New Bluetongue risk assessment: BVA urges close working at local level

26 May 2017

Today the Department of Environment, Food and Rural Affairs (Defra) published an assessment highlighting a currently low risk of Bluetongue (BTV) incursion, following a number of reported cases of BTV-8 in cattle in northern France.

Bluetongue virus is transmitted by midges and can infect all ruminants, reducing milk yield, causing sickness, reducing reproductive performance or, in the most severe cases, causing death in adult animals. It does not affect people, and meat and milk from infected animals are safe to eat and drink.

Responding to today’s risk assessment, the British Veterinary Association (BVA), the British Cattle Veterinary Association, the Goat Veterinary Society and Sheep Veterinary Society joined Defra, the National Farmers’ Union (NFU) and other organisations in urging farmers, livestock keepers and vets to all remain vigilant over the Bluetongue virus risk.

British Veterinary Association Junior Vice President John Fishwick said:
“This is an important reminder to vets, farmers and anyone working with livestock, particularly those in the south east of England, to remain vigilant for any signs of Bluetongue in their animals.

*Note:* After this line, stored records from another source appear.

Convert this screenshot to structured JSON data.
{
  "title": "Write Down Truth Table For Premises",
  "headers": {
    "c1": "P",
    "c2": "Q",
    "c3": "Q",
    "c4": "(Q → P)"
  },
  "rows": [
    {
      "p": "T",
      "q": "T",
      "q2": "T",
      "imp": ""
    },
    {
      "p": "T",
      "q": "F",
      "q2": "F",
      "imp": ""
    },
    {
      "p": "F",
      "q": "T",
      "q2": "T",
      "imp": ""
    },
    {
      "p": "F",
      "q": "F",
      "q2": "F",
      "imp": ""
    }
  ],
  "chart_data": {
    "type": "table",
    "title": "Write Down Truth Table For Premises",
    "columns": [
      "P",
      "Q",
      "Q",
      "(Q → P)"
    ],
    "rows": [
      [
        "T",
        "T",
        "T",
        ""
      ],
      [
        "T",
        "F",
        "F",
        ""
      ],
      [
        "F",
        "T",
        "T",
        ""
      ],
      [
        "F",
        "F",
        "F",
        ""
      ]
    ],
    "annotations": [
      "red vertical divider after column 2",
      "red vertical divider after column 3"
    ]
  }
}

"The message we’d like farmers to hear is to closely monitor their stock for Bluetongue symptoms, which could include eye and nasal discharge, drooling, swelling around the head or mouth, lethargy and lameness. We know that the disease is circulating in France and, although there are indications that clinical signs have been quite mild there, we cannot predict how the disease will present itself in our herds.

"We are strongly encouraging vets to work with local farmers in protecting the health and welfare of their livestock, especially if they have any concerns - discussing the benefits of vaccination as one of the key methods of control, while, obviously, taking into consideration their locality and individual circumstances.”

Bluetongue is a notifiable disease and any suspicion of the disease must be reported immediately to the Animal and Plant Health Agency (APHA) on 03000 200 301.

Defra have indicated that the risk level may change as we move into summer however regular risk assessments will be published on GOV.UK and all disease control measures are kept under review based on the latest scientific evidence and veterinary advice. 

More information and advice about the disease is available on the Joint Campaign Against Bluetongue pages.

BVA Media Office